Foreigners who are interested in investing in US property will certainly have some tax ramifications arise. Plus, there are rules as to how to purchase, operate, and sell US real property. Find out what you need to know before investing in US property.
Investing in US Property? Get to Know FIRPTA
The Foreign Investment Real Property Tax Act (FIRPTA) is important to foreigners interested in investing in US property because it levies taxes on nonresident aliens and foreign corporations if they have Effectively Connected Income (ECI). ECI is defined as income someone receives when engaged in a trade or business within the US. So, when you sell a US property and realize a gain, the gain qualifies as ECI.
The rates of withholding for FIRPTA are dependent upon who owns the real property and the type of interest disposition.
Foreign Property Investment Withholding Rates
When a foreign person (or foreign partnership, estate, or trust) sells real property in the US, the withholding is calculated at 15% of the sale price.

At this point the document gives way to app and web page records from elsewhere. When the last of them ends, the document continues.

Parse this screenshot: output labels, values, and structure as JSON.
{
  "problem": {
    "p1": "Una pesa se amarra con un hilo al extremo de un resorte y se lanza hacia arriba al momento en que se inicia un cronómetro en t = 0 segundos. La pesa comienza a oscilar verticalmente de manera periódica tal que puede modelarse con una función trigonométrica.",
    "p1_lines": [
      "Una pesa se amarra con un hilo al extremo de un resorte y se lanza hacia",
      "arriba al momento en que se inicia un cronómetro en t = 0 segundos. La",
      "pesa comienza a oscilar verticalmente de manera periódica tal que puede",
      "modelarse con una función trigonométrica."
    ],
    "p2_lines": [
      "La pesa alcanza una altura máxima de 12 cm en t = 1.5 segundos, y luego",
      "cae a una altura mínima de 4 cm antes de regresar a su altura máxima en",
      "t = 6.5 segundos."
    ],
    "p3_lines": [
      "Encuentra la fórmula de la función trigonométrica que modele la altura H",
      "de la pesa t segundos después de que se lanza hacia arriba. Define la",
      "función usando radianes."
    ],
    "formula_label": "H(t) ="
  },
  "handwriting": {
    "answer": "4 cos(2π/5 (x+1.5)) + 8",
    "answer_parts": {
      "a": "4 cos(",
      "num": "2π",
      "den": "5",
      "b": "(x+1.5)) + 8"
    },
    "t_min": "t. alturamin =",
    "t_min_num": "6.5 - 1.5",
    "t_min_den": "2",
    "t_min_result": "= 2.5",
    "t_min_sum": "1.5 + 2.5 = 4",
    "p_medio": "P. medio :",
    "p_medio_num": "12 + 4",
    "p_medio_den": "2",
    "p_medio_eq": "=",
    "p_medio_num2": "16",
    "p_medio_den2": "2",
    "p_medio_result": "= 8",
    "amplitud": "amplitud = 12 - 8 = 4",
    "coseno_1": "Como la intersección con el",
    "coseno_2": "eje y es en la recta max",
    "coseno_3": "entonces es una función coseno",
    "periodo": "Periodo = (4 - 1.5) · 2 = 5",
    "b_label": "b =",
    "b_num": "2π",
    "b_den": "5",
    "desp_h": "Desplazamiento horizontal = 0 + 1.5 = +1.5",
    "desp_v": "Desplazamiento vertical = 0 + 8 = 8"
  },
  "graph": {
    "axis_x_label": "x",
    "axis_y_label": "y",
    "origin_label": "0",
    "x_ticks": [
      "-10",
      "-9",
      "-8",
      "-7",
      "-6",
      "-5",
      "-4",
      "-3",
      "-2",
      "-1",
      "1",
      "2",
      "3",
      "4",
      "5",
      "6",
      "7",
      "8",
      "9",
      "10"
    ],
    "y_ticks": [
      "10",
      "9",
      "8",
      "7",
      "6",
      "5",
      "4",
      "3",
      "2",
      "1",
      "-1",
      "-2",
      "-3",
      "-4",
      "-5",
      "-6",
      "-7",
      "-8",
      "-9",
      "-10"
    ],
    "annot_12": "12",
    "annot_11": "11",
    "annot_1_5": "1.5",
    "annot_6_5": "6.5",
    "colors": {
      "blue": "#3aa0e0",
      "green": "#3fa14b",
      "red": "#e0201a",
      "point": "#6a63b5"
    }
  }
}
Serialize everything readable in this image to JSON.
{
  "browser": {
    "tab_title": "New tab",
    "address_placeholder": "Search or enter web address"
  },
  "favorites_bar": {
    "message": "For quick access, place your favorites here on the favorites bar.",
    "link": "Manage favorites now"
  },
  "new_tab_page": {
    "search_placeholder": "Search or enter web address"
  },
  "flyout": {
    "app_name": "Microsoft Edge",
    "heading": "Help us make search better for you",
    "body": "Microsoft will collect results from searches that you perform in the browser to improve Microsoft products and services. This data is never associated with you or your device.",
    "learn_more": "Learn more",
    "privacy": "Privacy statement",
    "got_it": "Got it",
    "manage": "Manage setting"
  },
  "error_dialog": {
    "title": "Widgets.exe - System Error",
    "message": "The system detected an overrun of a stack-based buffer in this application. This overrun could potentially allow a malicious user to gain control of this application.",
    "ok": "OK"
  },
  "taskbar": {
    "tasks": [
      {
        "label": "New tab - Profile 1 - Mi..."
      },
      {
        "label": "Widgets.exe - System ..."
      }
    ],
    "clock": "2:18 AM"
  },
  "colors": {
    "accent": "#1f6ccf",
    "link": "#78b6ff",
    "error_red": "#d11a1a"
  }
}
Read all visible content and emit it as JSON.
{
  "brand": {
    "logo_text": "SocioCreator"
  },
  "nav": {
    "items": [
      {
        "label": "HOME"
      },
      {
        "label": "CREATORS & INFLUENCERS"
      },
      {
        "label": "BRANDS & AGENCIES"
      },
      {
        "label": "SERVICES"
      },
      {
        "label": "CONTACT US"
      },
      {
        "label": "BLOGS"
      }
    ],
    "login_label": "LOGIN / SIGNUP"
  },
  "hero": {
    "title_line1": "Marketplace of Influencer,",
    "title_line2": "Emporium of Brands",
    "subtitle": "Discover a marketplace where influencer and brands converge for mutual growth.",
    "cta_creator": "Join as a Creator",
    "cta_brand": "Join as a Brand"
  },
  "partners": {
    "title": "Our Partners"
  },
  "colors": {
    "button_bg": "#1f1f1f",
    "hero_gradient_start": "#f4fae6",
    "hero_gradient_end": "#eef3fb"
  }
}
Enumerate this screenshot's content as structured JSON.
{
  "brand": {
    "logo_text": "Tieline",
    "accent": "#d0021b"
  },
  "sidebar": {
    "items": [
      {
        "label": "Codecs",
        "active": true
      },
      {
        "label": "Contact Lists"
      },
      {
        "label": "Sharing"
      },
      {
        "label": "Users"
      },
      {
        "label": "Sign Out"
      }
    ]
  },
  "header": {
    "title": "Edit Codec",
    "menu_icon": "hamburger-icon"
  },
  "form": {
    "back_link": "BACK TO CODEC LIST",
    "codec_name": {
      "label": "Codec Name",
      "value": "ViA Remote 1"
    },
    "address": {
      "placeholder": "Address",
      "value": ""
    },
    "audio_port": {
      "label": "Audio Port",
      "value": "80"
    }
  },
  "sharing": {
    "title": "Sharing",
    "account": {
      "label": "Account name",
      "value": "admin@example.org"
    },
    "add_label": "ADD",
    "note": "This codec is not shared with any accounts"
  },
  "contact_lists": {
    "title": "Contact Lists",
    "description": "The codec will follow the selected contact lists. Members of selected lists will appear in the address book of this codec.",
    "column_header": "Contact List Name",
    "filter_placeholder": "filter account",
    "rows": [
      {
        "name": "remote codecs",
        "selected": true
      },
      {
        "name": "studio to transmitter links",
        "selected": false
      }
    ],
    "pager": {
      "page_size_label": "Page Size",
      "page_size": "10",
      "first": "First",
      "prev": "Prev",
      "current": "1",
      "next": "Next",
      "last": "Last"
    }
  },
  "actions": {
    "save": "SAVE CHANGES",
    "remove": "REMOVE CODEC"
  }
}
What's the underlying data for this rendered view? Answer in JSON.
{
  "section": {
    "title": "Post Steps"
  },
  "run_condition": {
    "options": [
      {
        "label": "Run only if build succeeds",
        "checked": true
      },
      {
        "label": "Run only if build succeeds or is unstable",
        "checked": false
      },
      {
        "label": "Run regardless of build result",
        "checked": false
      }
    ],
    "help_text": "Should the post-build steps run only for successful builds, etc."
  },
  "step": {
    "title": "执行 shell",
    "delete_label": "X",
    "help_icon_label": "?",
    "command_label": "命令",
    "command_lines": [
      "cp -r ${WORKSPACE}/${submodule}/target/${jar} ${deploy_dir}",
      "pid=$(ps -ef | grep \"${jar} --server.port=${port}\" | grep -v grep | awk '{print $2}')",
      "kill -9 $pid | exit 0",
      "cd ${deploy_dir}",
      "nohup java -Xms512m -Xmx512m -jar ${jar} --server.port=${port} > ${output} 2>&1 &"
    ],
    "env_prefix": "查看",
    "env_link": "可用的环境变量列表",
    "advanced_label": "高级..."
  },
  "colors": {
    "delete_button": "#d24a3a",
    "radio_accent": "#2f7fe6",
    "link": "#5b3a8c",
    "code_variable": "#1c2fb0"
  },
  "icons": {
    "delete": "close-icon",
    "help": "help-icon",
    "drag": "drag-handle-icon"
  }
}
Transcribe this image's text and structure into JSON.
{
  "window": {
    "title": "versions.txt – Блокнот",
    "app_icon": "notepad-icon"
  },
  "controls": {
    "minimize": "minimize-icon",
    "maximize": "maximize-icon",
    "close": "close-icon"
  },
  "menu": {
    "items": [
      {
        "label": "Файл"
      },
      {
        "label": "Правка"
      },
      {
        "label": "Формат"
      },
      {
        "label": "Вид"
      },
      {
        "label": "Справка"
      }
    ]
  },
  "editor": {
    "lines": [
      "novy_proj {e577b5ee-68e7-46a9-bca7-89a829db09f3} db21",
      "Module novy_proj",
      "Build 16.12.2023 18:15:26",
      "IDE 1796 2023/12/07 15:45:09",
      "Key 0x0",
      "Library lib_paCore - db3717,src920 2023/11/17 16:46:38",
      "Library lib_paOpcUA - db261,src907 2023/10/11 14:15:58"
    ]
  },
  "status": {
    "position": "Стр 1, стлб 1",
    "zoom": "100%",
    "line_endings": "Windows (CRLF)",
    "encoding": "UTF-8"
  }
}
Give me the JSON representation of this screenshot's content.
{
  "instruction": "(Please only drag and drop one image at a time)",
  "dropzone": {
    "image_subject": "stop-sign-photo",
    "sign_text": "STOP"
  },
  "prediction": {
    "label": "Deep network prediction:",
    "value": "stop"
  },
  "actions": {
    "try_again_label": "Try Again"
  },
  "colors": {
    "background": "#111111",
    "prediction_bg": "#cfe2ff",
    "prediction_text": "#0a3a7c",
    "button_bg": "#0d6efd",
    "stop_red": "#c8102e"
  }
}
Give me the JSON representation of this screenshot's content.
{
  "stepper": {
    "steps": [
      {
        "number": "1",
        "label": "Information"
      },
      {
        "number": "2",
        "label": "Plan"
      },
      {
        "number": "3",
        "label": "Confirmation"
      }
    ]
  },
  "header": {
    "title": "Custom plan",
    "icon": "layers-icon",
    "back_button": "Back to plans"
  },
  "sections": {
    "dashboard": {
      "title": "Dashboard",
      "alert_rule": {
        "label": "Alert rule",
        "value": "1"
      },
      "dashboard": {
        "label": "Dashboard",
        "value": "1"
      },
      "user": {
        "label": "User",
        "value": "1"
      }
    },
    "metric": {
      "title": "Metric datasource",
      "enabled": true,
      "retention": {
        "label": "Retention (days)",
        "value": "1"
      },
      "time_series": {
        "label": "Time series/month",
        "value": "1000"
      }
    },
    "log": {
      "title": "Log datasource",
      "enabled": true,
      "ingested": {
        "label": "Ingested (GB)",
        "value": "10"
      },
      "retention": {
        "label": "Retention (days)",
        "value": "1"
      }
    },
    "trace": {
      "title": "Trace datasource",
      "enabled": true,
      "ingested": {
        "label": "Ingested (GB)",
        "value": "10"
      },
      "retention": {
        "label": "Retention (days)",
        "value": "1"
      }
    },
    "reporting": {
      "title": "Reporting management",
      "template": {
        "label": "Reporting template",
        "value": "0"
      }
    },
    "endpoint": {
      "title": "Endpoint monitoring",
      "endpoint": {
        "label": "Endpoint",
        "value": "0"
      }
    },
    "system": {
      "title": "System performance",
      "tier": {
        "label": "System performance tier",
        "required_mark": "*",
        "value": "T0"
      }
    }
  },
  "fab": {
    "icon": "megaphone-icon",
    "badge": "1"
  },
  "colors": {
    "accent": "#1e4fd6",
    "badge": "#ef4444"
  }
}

But, keep in mind that withholding rate shouldn’t be greater than the actual tax liability. Foreign property investors can apply for a reduced withholding rate by using Form 8288-B, which requests a withholding certificate.
The rates change for foreign corporations. If you’re a foreign corporation who sells a real US property, the income distributed to the foreign shareholders will use a 21% withholding from the capital gain realized from the sale.
Domestic Partnerships Investing in the US Property Market
When domestic partnerships sell real US property, the 15% withholding rate does not apply. Domestic partnerships are required to pay 35% of any gain distributable to the foreign partners. Domestic corporations that have foreign shareholders won’t have to pay FIRPTA taxes upon the sale, however. Since the corporation is domestic, they will be subject to the corporate tax rate of 21%.
Rental Income Taxes for Foreign Corporations
Any domestic rental income that is received by foreign corporations may face additional taxes on the distribution of earnings that is commonly referred to as the branch profits tax. Foreign corporations may be subject to an extra 30% branch profits tax. Depending on which country the foreign corporation is based out of, a tax treaty may reverse this obligation. If there is no tax treaty, then the corporation can play to pay the full rate of 30%. Sometimes, foreign corporations will choose to use domestic corporations as an instrument to go between the property and the foreign corporation, and in certain situations, this is a way to help mitigate the tax.
A little silver lining: foreign people investing in US property indirectly via offshore corporations are not liable for US income taxes directly or US tax-filing obligations. But, keep in mind that offshore corporations may be subject to US income tax pertaining to the investment operations and might be required to file annual US returns. But despite the taxes, the offshore corporations will typically not need to disclose the identity of the foreign owners.
Foreign persons who obtain ECI may also trigger state and local income taxes, which can be an extra hassle during tax time. Whenever you are investing in US property, it’s important to speak with a trained tax expert to avoid accidentally triggering extraneous tax filing obligations.